**Exercise directions**
The entries below are to be returned as written, with all pictures dropped.

─── Records

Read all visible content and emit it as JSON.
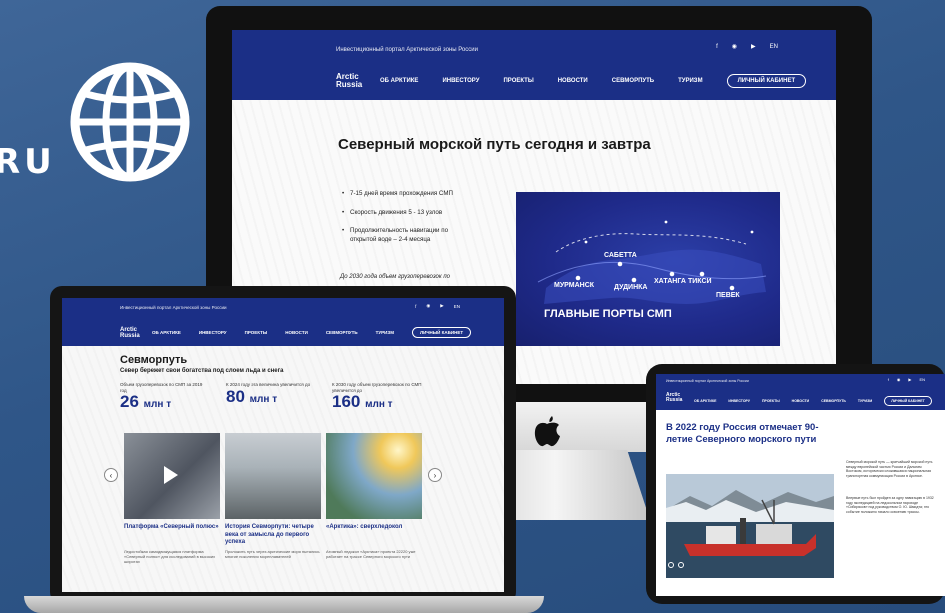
{
  "brand": {
    "domain_fragment": "RU",
    "logo_line1": "Arctic",
    "logo_line2": "Russia",
    "tagline": "Инвестиционный портал Арктической зоны России",
    "lang": "EN",
    "cabinet": "ЛИЧНЫЙ КАБИНЕТ"
  },
  "nav": [
    "ОБ АРКТИКЕ",
    "ИНВЕСТОРУ",
    "ПРОЕКТЫ",
    "НОВОСТИ",
    "СЕВМОРПУТЬ",
    "ТУРИЗМ"
  ],
  "desktop": {
    "title": "Северный морской путь сегодня и завтра",
    "bullets": [
      "7-15 дней время прохождения СМП",
      "Скорость движения 5 - 13 узлов",
      "Продолжительность навигации по открытой воде – 2-4 месяца"
    ],
    "note": "До 2030 года объем грузоперевозок по",
    "map": {
      "caption": "ГЛАВНЫЕ ПОРТЫ СМП",
      "ports": [
        "САБЕТТА",
        "МУРМАНСК",
        "ДУДИНКА",
        "ХАТАНГА",
        "ТИКСИ",
        "ПЕВЕК"
      ]
    }
  },
  "laptop": {
    "title": "Севморпуть",
    "subtitle": "Север бережет свои богатства под слоем льда и снега",
    "stats": [
      {
        "label": "Объем грузоперевозок по СМП за 2019 год",
        "value": "26",
        "unit": "млн т"
      },
      {
        "label": "К 2024 году эта величина увеличится до",
        "value": "80",
        "unit": "млн т"
      },
      {
        "label": "К 2030 году объем грузоперевозок по СМП увеличится до",
        "value": "160",
        "unit": "млн т"
      }
    ],
    "cards": [
      {
        "title": "Платформа «Северный полюс»",
        "text": "Ледостойкая самодвижущаяся платформа «Северный полюс» для исследований в высоких широтах"
      },
      {
        "title": "История Севморпути: четыре века от замысла до первого успеха",
        "text": "Проложить путь через арктические моря пытались многие поколения мореплавателей"
      },
      {
        "title": "«Арктика»: сверхледокол",
        "text": "Атомный ледокол «Арктика» проекта 22220 уже работает на трассе Северного морского пути"
      }
    ]
  },
  "tablet": {
    "title": "В 2022 году Россия отмечает 90-летие Северного морского пути",
    "paragraph1": "Северный морской путь — кратчайший морской путь между европейской частью России и Дальним Востоком, исторически сложившаяся национальная транспортная коммуникация России в Арктике.",
    "paragraph2": "Впервые путь был пройден за одну навигацию в 1932 году экспедицией на ледокольном пароходе «Сибиряков» под руководством О. Ю. Шмидта; это событие положило начало освоению трассы."
  },
  "colors": {
    "brand_blue": "#1b2f86",
    "background": "#2f5688"
  }
}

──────

**Solution to the problem**
Read all visible content and emit it as JSON.
{
  "brand": {
    "domain_fragment": "RU",
    "logo_line1": "Arctic",
    "logo_line2": "Russia",
    "tagline": "Инвестиционный портал Арктической зоны России",
    "lang": "EN",
    "cabinet": "ЛИЧНЫЙ КАБИНЕТ"
  },
  "nav": [
    "ОБ АРКТИКЕ",
    "ИНВЕСТОРУ",
    "ПРОЕКТЫ",
    "НОВОСТИ",
    "СЕВМОРПУТЬ",
    "ТУРИЗМ"
  ],
  "desktop": {
    "title": "Северный морской путь сегодня и завтра",
    "bullets": [
      "7-15 дней время прохождения СМП",
      "Скорость движения 5 - 13 узлов",
      "Продолжительность навигации по открытой воде – 2-4 месяца"
    ],
    "note": "До 2030 года объем грузоперевозок по",
    "map": {
      "caption": "ГЛАВНЫЕ ПОРТЫ СМП",
      "ports": [
        "САБЕТТА",
        "МУРМАНСК",
        "ДУДИНКА",
        "ХАТАНГА",
        "ТИКСИ",
        "ПЕВЕК"
      ]
    }
  },
  "laptop": {
    "title": "Севморпуть",
    "subtitle": "Север бережет свои богатства под слоем льда и снега",
    "stats": [
      {
        "label": "Объем грузоперевозок по СМП за 2019 год",
        "value": "26",
        "unit": "млн т"
      },
      {
        "label": "К 2024 году эта величина увеличится до",
        "value": "80",
        "unit": "млн т"
      },
      {
        "label": "К 2030 году объем грузоперевозок по СМП увеличится до",
        "value": "160",
        "unit": "млн т"
      }
    ],
    "cards": [
      {
        "title": "Платформа «Северный полюс»",
        "text": "Ледостойкая самодвижущаяся платформа «Северный полюс» для исследований в высоких широтах"
      },
      {
        "title": "История Севморпути: четыре века от замысла до первого успеха",
        "text": "Проложить путь через арктические моря пытались многие поколения мореплавателей"
      },
      {
        "title": "«Арктика»: сверхледокол",
        "text": "Атомный ледокол «Арктика» проекта 22220 уже работает на трассе Северного морского пути"
      }
    ]
  },
  "tablet": {
    "title": "В 2022 году Россия отмечает 90-летие Северного морского пути",
    "paragraph1": "Северный морской путь — кратчайший морской путь между европейской частью России и Дальним Востоком, исторически сложившаяся национальная транспортная коммуникация России в Арктике.",
    "paragraph2": "Впервые путь был пройден за одну навигацию в 1932 году экспедицией на ледокольном пароходе «Сибиряков» под руководством О. Ю. Шмидта; это событие положило начало освоению трассы."
  },
  "colors": {
    "brand_blue": "#1b2f86",
    "background": "#2f5688"
  }
}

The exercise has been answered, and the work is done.